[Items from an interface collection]
============

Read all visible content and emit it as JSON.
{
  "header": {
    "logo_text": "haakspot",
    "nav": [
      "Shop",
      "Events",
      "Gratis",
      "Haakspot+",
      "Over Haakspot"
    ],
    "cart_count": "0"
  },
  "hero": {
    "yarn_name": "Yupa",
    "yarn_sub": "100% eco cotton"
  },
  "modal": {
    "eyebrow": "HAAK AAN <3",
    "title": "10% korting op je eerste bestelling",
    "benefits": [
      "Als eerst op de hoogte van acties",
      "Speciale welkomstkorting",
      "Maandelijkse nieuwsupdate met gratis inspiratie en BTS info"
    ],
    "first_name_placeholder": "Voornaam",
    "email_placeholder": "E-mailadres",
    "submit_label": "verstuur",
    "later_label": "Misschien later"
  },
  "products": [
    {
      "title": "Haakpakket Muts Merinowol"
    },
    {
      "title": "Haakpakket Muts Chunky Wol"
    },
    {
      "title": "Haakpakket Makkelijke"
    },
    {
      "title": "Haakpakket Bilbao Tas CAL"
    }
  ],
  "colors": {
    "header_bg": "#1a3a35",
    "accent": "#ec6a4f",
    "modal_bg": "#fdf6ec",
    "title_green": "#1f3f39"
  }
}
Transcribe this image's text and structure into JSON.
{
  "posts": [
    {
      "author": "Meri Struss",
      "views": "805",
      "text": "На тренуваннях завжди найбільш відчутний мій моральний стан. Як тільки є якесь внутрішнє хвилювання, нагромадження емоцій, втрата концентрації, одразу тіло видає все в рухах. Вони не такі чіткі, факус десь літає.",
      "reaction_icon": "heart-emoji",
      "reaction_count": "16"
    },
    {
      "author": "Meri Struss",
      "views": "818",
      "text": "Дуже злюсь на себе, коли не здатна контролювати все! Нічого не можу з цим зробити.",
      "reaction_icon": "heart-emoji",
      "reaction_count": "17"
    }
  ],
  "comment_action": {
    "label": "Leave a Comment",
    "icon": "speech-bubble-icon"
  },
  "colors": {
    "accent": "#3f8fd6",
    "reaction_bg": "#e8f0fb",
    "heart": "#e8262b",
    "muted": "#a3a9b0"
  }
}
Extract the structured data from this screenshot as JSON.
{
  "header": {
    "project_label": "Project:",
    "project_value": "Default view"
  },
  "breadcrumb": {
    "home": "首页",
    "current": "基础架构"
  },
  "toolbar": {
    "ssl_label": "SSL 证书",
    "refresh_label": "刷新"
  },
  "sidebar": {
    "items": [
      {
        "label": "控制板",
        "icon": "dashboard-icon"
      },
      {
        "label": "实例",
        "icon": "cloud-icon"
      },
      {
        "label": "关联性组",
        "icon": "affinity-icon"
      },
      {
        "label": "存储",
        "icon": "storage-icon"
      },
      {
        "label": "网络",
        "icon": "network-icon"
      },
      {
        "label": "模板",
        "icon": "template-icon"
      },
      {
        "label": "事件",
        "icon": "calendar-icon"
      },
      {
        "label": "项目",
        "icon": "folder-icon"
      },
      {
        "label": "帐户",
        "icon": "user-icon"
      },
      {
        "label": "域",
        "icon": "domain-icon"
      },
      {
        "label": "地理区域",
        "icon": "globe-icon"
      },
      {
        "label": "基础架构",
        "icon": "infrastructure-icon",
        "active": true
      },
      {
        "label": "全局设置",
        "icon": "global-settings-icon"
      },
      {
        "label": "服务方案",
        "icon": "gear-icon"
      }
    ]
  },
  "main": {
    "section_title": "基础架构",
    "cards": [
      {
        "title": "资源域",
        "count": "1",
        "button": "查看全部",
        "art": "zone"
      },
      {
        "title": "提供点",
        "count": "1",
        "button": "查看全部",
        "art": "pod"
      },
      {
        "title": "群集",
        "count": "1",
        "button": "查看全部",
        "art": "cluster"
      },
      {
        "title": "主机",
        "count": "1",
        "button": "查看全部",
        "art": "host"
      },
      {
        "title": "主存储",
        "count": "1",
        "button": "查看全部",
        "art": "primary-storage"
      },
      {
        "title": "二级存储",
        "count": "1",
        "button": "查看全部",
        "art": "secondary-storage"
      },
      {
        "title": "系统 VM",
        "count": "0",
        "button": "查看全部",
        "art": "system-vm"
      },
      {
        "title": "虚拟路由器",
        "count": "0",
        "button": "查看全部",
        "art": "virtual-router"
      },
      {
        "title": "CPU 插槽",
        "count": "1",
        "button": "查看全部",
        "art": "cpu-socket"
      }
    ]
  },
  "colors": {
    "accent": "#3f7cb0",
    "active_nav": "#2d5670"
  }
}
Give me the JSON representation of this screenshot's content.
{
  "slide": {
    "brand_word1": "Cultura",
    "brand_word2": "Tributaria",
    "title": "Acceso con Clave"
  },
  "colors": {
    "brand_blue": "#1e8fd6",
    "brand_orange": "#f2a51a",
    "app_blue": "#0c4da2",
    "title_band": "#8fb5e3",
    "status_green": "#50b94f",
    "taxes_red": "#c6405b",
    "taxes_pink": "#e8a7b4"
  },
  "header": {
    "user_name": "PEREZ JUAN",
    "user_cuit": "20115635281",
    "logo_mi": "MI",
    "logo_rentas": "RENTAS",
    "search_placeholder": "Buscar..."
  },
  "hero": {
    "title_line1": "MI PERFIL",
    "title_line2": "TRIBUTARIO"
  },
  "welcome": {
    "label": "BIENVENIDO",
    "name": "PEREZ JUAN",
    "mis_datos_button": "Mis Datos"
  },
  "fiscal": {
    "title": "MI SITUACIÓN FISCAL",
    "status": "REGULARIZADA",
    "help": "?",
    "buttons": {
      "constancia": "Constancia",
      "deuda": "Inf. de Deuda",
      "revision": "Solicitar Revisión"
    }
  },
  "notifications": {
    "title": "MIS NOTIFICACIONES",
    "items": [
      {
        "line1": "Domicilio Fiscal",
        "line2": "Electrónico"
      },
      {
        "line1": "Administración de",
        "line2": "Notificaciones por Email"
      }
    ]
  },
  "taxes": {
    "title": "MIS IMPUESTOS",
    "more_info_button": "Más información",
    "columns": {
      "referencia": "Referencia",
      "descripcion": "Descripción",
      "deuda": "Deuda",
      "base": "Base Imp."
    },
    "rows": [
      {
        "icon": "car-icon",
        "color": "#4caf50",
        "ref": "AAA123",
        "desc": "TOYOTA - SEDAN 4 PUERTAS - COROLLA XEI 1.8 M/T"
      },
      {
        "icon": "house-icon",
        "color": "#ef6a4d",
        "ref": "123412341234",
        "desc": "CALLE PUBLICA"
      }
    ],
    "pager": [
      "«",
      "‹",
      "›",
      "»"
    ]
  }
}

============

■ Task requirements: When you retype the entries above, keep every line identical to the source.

■ Solution to the exercise:
Read all visible content and emit it as JSON.
{
  "header": {
    "logo_text": "haakspot",
    "nav": [
      "Shop",
      "Events",
      "Gratis",
      "Haakspot+",
      "Over Haakspot"
    ],
    "cart_count": "0"
  },
  "hero": {
    "yarn_name": "Yupa",
    "yarn_sub": "100% eco cotton"
  },
  "modal": {
    "eyebrow": "HAAK AAN <3",
    "title": "10% korting op je eerste bestelling",
    "benefits": [
      "Als eerst op de hoogte van acties",
      "Speciale welkomstkorting",
      "Maandelijkse nieuwsupdate met gratis inspiratie en BTS info"
    ],
    "first_name_placeholder": "Voornaam",
    "email_placeholder": "E-mailadres",
    "submit_label": "verstuur",
    "later_label": "Misschien later"
  },
  "products": [
    {
      "title": "Haakpakket Muts Merinowol"
    },
    {
      "title": "Haakpakket Muts Chunky Wol"
    },
    {
      "title": "Haakpakket Makkelijke"
    },
    {
      "title": "Haakpakket Bilbao Tas CAL"
    }
  ],
  "colors": {
    "header_bg": "#1a3a35",
    "accent": "#ec6a4f",
    "modal_bg": "#fdf6ec",
    "title_green": "#1f3f39"
  }
}
Transcribe this image's text and structure into JSON.
{
  "posts": [
    {
      "author": "Meri Struss",
      "views": "805",
      "text": "На тренуваннях завжди найбільш відчутний мій моральний стан. Як тільки є якесь внутрішнє хвилювання, нагромадження емоцій, втрата концентрації, одразу тіло видає все в рухах. Вони не такі чіткі, факус десь літає.",
      "reaction_icon": "heart-emoji",
      "reaction_count": "16"
    },
    {
      "author": "Meri Struss",
      "views": "818",
      "text": "Дуже злюсь на себе, коли не здатна контролювати все! Нічого не можу з цим зробити.",
      "reaction_icon": "heart-emoji",
      "reaction_count": "17"
    }
  ],
  "comment_action": {
    "label": "Leave a Comment",
    "icon": "speech-bubble-icon"
  },
  "colors": {
    "accent": "#3f8fd6",
    "reaction_bg": "#e8f0fb",
    "heart": "#e8262b",
    "muted": "#a3a9b0"
  }
}
Extract the structured data from this screenshot as JSON.
{
  "header": {
    "project_label": "Project:",
    "project_value": "Default view"
  },
  "breadcrumb": {
    "home": "首页",
    "current": "基础架构"
  },
  "toolbar": {
    "ssl_label": "SSL 证书",
    "refresh_label": "刷新"
  },
  "sidebar": {
    "items": [
      {
        "label": "控制板",
        "icon": "dashboard-icon"
      },
      {
        "label": "实例",
        "icon": "cloud-icon"
      },
      {
        "label": "关联性组",
        "icon": "affinity-icon"
      },
      {
        "label": "存储",
        "icon": "storage-icon"
      },
      {
        "label": "网络",
        "icon": "network-icon"
      },
      {
        "label": "模板",
        "icon": "template-icon"
      },
      {
        "label": "事件",
        "icon": "calendar-icon"
      },
      {
        "label": "项目",
        "icon": "folder-icon"
      },
      {
        "label": "帐户",
        "icon": "user-icon"
      },
      {
        "label": "域",
        "icon": "domain-icon"
      },
      {
        "label": "地理区域",
        "icon": "globe-icon"
      },
      {
        "label": "基础架构",
        "icon": "infrastructure-icon",
        "active": true
      },
      {
        "label": "全局设置",
        "icon": "global-settings-icon"
      },
      {
        "label": "服务方案",
        "icon": "gear-icon"
      }
    ]
  },
  "main": {
    "section_title": "基础架构",
    "cards": [
      {
        "title": "资源域",
        "count": "1",
        "button": "查看全部",
        "art": "zone"
      },
      {
        "title": "提供点",
        "count": "1",
        "button": "查看全部",
        "art": "pod"
      },
      {
        "title": "群集",
        "count": "1",
        "button": "查看全部",
        "art": "cluster"
      },
      {
        "title": "主机",
        "count": "1",
        "button": "查看全部",
        "art": "host"
      },
      {
        "title": "主存储",
        "count": "1",
        "button": "查看全部",
        "art": "primary-storage"
      },
      {
        "title": "二级存储",
        "count": "1",
        "button": "查看全部",
        "art": "secondary-storage"
      },
      {
        "title": "系统 VM",
        "count": "0",
        "button": "查看全部",
        "art": "system-vm"
      },
      {
        "title": "虚拟路由器",
        "count": "0",
        "button": "查看全部",
        "art": "virtual-router"
      },
      {
        "title": "CPU 插槽",
        "count": "1",
        "button": "查看全部",
        "art": "cpu-socket"
      }
    ]
  },
  "colors": {
    "accent": "#3f7cb0",
    "active_nav": "#2d5670"
  }
}
Give me the JSON representation of this screenshot's content.
{
  "slide": {
    "brand_word1": "Cultura",
    "brand_word2": "Tributaria",
    "title": "Acceso con Clave"
  },
  "colors": {
    "brand_blue": "#1e8fd6",
    "brand_orange": "#f2a51a",
    "app_blue": "#0c4da2",
    "title_band": "#8fb5e3",
    "status_green": "#50b94f",
    "taxes_red": "#c6405b",
    "taxes_pink": "#e8a7b4"
  },
  "header": {
    "user_name": "PEREZ JUAN",
    "user_cuit": "20115635281",
    "logo_mi": "MI",
    "logo_rentas": "RENTAS",
    "search_placeholder": "Buscar..."
  },
  "hero": {
    "title_line1": "MI PERFIL",
    "title_line2": "TRIBUTARIO"
  },
  "welcome": {
    "label": "BIENVENIDO",
    "name": "PEREZ JUAN",
    "mis_datos_button": "Mis Datos"
  },
  "fiscal": {
    "title": "MI SITUACIÓN FISCAL",
    "status": "REGULARIZADA",
    "help": "?",
    "buttons": {
      "constancia": "Constancia",
      "deuda": "Inf. de Deuda",
      "revision": "Solicitar Revisión"
    }
  },
  "notifications": {
    "title": "MIS NOTIFICACIONES",
    "items": [
      {
        "line1": "Domicilio Fiscal",
        "line2": "Electrónico"
      },
      {
        "line1": "Administración de",
        "line2": "Notificaciones por Email"
      }
    ]
  },
  "taxes": {
    "title": "MIS IMPUESTOS",
    "more_info_button": "Más información",
    "columns": {
      "referencia": "Referencia",
      "descripcion": "Descripción",
      "deuda": "Deuda",
      "base": "Base Imp."
    },
    "rows": [
      {
        "icon": "car-icon",
        "color": "#4caf50",
        "ref": "AAA123",
        "desc": "TOYOTA - SEDAN 4 PUERTAS - COROLLA XEI 1.8 M/T"
      },
      {
        "icon": "house-icon",
        "color": "#ef6a4d",
        "ref": "123412341234",
        "desc": "CALLE PUBLICA"
      }
    ],
    "pager": [
      "«",
      "‹",
      "›",
      "»"
    ]
  }
}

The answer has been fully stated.